CONYERS—As the pandemic drags on, people spend days largely isolated. So, who better to teach how to have a healthy balance in this strange time than people who isolate by choice—monks.
That’s the goal of Brother Michael Lautieri. He’s adjusted his retreat and counseling ministry by using Zoom to connect with people on a spiritual level.
He said he wants to help people “cultivate the monk within” to show them “how they can make this isolation they see as negative, how they can make it positive.”
Brother Michael and his brother Trappists at the Monastery of the Holy Spirit are using technology after the Conyers landmark shuttered due to COVID-19 restrictions. (Another retreat center in Atlanta, the Ignatius House Jesuit Retreat Center offers in-person retreats with limitations.)
For more than two decades, Brother Michael has followed the daily rhythms of prayer and labor at the monastery some 25 miles east of Atlanta. He shared insights from his vocation with the 30 people who joined him recently for a day of reflection on Zoom.
The day was called “The Monk Within.” Brother Michael offered participants pointers on how to live like a monk in their own homes, from cultivating silence and building community, to introducing prayer, both for themselves and their families.

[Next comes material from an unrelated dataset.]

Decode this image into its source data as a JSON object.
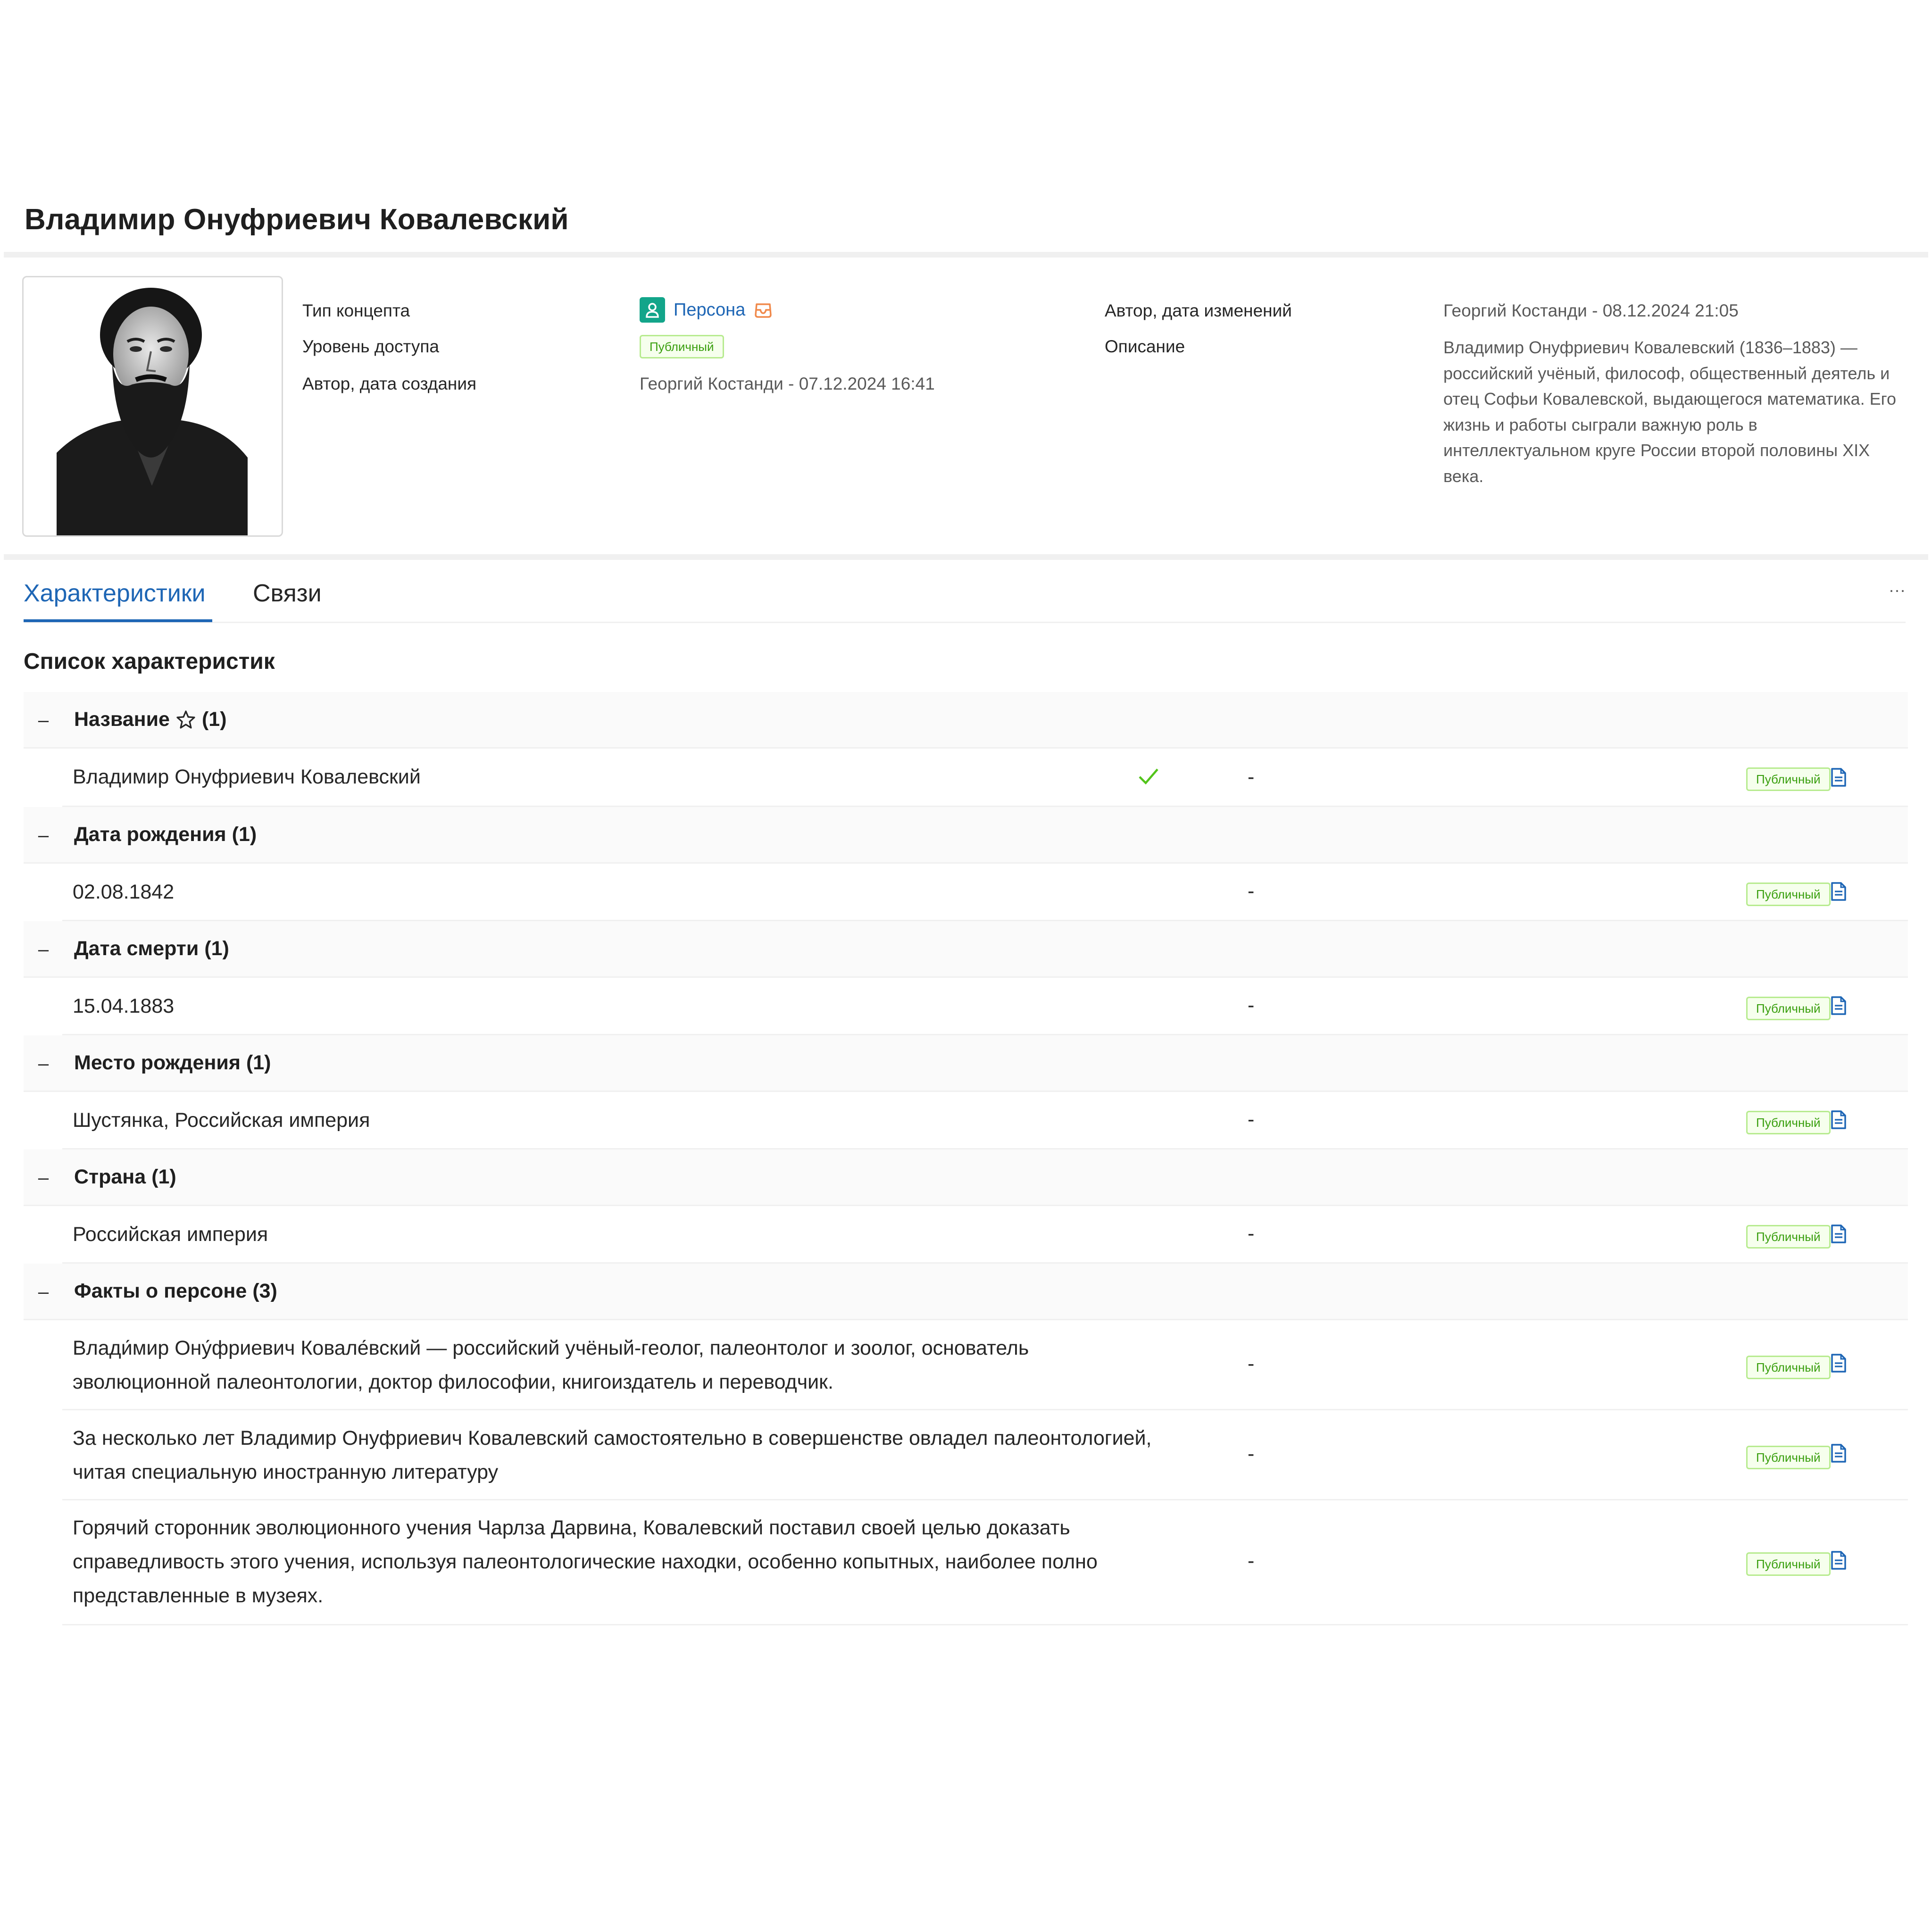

As he talked about the monastic values, Brother Michael offered how participants could incorporate them into their own life. The retreat goers drew a wheel with spokes to represent the day, then they broke the day into different parts of a monk’s life: times for silence, solitude, prayer and work.
“I told them now put this on your refrigerator, and go off every day and practice it,” he said.
Brother Michael, 76, came to the monastery after working in his native Rhode Island as a travel agent and teacher. He made his solemn vows in 2001. In addition to being a spiritual director and an addiction counselor, Brother Michael called himself the monastery’s social media monk, sharing uplifting quotes and updates on Facebook and other platforms.
Zoom, however, was new for him. He admitted to a learning curve as he just discovered the whiteboard feature so he no longer must awkwardly hold papers to the computer camera.
By going virtual, he’s seen the opportunity for more people to participate. Brother Michael said his workshop’s 30 attendees had people from Michigan and New Mexico who would have been unlikely to come to a retreat house in Georgia.
But being on a computer screen misses the enriching experience of visiting the monastery grounds, he said.
“They like the whole experience of being here in the monastery and enjoying the quiet of the place and the peace,” said Brother Michael.
Even though the monks live on acres of land with a life of social isolation, they are not immune to what’s happening outside the monastery gates, he said. The day begins still with 4 a.m. prayer, but now groceries and medicine are delivered, he said.
He suggested for this pandemic to make it a spiritual exercise so to speak and ask yourself questions.
“God not only speaks through the Bible but he speaks through the events in our lives and right now he’s speaking to us through this pandemic,” said Brother Michael. “It’s for us to discern what he is trying to say to me, and to us.”
Details of virtual and in-person retreats can be found in Bulletin Notes at georgiabulletin.org.